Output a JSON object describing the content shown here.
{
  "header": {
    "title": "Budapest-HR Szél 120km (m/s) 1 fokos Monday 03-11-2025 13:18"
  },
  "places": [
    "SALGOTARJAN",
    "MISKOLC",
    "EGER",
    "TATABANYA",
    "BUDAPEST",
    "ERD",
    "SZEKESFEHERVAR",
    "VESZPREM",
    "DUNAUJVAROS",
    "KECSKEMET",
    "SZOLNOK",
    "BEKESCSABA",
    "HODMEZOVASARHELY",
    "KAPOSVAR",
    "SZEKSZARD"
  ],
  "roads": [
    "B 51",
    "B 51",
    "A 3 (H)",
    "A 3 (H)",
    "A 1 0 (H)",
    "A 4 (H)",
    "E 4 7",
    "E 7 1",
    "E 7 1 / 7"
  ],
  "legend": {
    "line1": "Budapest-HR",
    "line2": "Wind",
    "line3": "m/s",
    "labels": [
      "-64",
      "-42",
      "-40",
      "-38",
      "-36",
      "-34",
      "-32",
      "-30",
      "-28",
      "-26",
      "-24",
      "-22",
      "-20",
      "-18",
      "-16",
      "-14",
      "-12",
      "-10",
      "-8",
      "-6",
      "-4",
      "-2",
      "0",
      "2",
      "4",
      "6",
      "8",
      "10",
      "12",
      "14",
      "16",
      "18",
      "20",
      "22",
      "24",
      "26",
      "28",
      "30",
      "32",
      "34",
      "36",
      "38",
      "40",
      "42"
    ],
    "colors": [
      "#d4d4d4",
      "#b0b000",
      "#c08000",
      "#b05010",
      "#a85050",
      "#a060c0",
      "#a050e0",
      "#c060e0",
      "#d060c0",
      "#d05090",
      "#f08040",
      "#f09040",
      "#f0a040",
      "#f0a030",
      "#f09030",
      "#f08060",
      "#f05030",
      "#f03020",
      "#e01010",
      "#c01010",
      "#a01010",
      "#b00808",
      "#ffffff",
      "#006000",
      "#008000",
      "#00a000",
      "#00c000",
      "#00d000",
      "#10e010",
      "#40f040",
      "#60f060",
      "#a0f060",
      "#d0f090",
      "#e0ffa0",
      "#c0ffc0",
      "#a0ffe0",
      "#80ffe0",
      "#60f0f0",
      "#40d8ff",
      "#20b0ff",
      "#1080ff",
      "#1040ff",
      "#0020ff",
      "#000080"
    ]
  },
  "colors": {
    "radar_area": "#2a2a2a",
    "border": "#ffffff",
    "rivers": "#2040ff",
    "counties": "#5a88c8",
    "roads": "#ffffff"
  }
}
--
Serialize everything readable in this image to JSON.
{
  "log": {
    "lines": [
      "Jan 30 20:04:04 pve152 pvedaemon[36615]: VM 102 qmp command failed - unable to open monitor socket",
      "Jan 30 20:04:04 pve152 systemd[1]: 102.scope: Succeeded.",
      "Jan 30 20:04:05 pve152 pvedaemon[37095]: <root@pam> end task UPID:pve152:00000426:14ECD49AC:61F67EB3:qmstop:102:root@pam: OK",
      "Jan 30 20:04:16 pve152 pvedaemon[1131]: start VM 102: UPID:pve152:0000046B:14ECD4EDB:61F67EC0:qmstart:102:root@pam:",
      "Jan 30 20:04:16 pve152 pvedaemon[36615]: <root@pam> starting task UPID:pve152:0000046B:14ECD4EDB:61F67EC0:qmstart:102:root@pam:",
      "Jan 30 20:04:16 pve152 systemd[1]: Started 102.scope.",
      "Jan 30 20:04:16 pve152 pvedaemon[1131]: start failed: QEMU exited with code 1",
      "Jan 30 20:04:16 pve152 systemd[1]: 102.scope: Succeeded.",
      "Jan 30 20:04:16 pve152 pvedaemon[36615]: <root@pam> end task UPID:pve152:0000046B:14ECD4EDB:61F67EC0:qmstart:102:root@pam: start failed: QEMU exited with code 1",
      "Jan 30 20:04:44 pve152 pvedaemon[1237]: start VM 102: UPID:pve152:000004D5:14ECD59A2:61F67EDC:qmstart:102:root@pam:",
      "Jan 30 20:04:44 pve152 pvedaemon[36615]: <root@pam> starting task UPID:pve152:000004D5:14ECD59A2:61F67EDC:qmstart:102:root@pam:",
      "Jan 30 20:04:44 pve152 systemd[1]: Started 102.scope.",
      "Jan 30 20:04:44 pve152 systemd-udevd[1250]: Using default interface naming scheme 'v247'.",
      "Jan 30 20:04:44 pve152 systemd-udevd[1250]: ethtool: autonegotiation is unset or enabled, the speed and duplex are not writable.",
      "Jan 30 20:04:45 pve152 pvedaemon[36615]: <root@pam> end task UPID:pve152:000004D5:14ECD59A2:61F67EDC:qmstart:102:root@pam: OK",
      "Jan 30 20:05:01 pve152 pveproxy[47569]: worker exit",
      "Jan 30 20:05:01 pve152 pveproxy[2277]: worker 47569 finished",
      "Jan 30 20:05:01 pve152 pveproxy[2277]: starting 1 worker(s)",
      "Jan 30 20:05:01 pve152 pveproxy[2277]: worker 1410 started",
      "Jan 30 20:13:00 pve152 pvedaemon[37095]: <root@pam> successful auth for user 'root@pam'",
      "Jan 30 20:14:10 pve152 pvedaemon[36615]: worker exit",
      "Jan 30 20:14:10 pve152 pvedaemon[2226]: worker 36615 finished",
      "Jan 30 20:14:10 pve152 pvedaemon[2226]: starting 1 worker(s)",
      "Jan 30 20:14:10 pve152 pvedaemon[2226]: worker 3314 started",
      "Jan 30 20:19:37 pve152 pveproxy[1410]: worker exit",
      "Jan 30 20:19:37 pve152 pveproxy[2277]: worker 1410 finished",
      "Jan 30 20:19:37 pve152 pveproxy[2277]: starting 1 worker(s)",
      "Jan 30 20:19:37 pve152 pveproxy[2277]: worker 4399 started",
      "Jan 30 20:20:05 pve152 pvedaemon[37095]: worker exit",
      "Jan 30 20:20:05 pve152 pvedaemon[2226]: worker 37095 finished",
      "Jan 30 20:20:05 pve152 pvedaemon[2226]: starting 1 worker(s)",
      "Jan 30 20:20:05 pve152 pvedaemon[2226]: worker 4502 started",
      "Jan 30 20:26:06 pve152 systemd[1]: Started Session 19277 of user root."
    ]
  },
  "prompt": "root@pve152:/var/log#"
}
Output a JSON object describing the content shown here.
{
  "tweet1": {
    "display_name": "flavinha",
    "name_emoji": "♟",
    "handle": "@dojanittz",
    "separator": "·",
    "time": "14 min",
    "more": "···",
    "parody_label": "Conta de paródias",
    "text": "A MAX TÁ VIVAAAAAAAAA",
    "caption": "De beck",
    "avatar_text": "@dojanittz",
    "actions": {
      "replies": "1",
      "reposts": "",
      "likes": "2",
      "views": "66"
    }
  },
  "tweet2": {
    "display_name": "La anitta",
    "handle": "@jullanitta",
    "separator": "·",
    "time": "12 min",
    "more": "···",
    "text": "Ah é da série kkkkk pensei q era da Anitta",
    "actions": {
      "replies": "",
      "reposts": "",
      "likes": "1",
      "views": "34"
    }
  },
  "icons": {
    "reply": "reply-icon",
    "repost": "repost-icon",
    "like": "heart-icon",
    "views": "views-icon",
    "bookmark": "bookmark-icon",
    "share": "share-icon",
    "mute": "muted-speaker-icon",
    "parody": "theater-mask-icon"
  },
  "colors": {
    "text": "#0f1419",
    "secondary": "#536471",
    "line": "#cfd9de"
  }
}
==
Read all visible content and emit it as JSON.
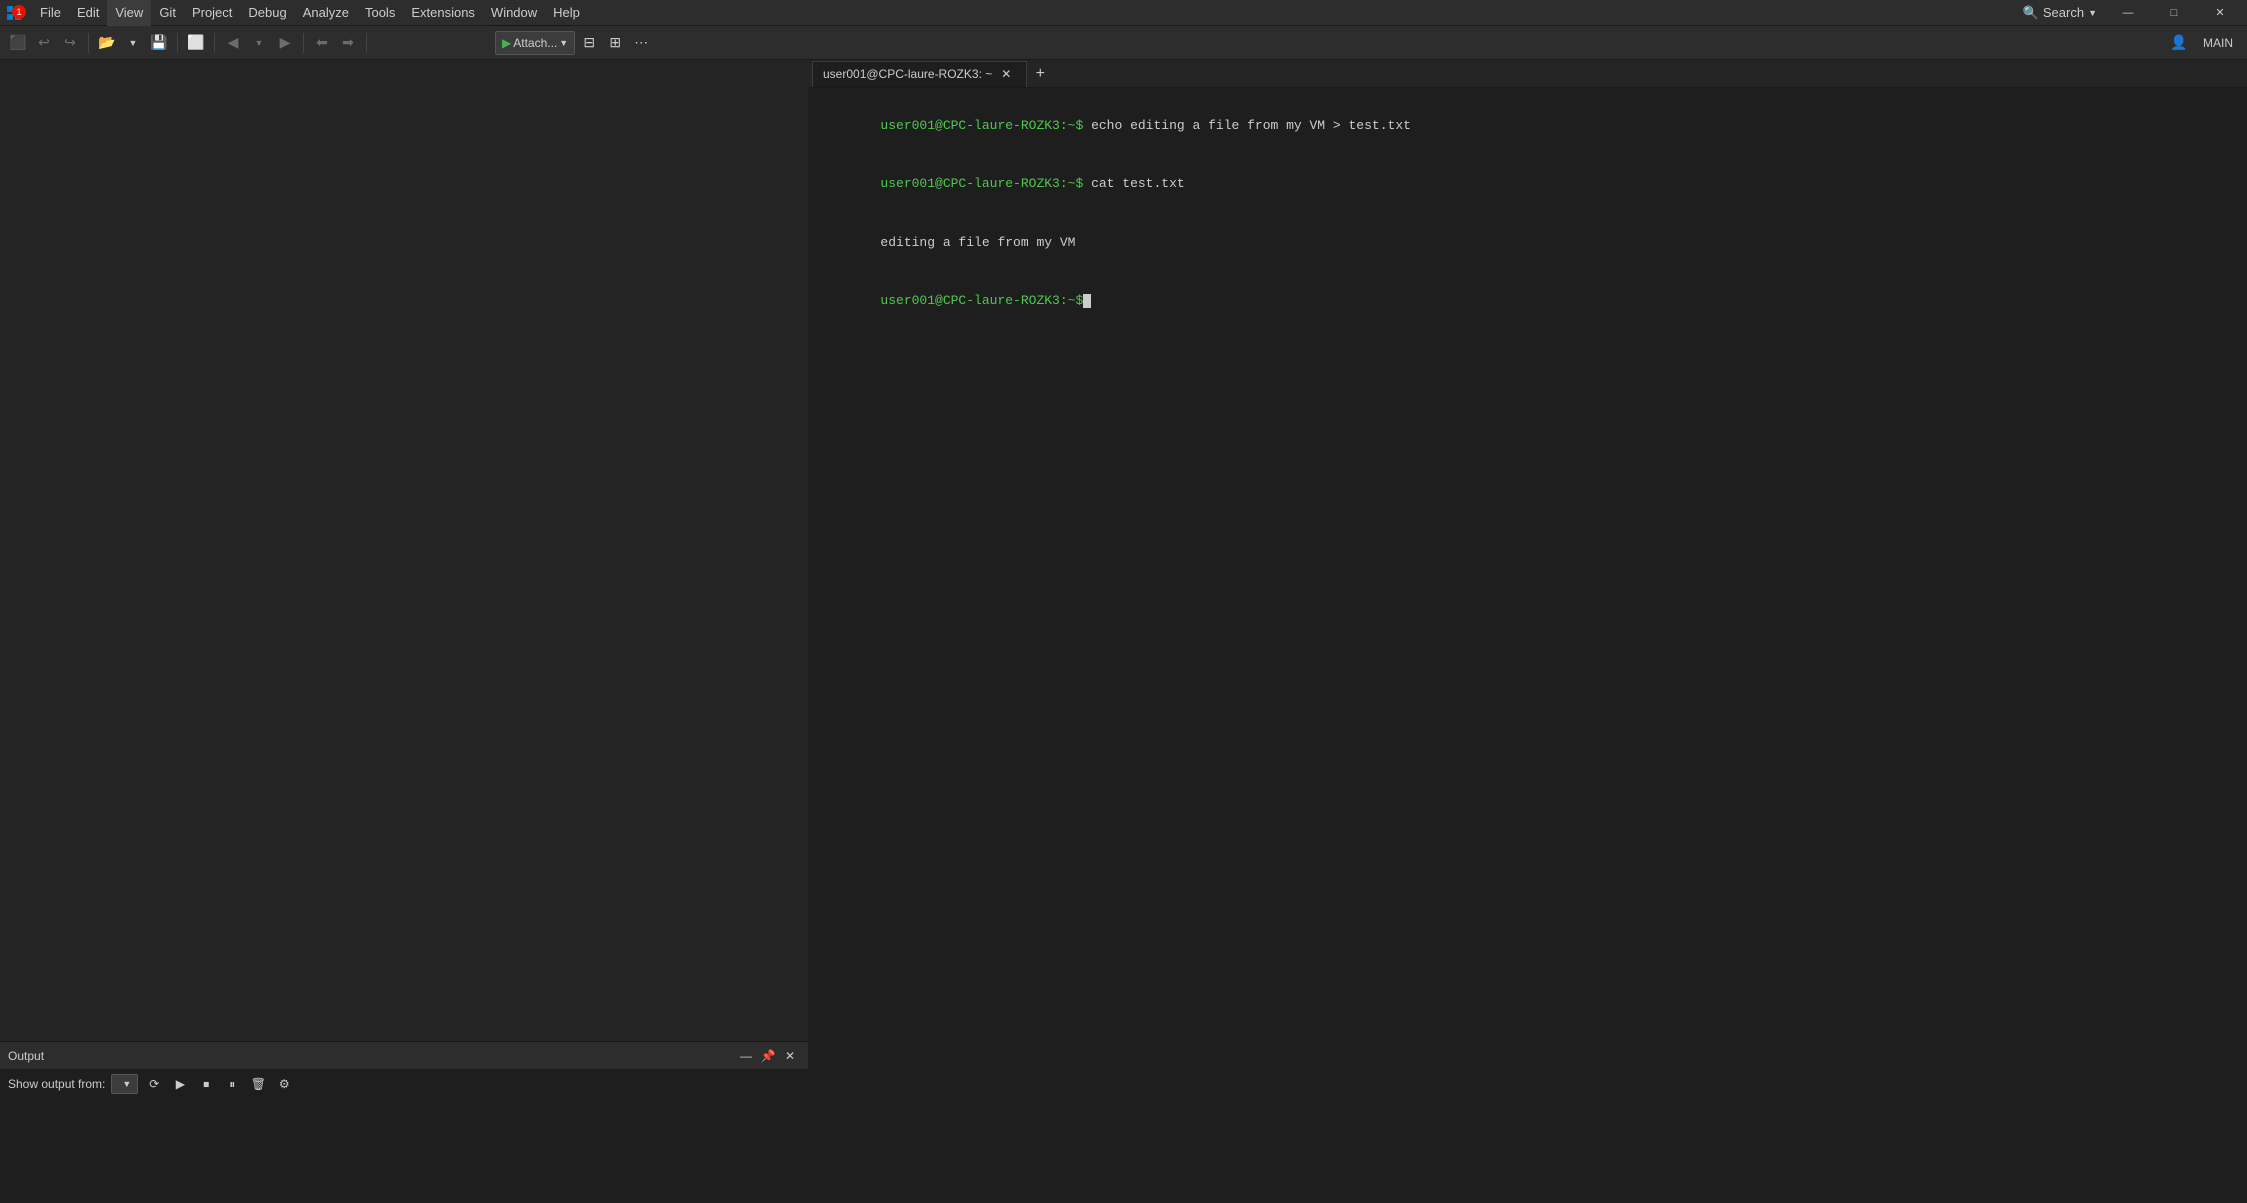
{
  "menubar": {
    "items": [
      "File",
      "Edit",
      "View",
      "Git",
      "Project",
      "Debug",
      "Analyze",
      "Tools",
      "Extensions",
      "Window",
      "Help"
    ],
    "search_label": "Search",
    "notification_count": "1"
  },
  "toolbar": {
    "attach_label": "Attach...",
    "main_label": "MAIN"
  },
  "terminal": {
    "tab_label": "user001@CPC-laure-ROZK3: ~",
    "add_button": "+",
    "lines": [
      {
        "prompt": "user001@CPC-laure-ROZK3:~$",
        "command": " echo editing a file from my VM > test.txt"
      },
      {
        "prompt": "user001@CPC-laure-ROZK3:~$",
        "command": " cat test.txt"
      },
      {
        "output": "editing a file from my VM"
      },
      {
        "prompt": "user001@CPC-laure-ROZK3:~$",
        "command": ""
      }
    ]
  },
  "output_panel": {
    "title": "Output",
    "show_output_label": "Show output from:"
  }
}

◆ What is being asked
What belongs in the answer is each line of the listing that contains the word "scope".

◆ Exercise response
      "Jan 30 20:04:04 pve152 systemd[1]: 102.scope: Succeeded.",
      "Jan 30 20:04:16 pve152 systemd[1]: Started 102.scope.",
      "Jan 30 20:04:16 pve152 systemd[1]: 102.scope: Succeeded.",
      "Jan 30 20:04:44 pve152 systemd[1]: Started 102.scope.",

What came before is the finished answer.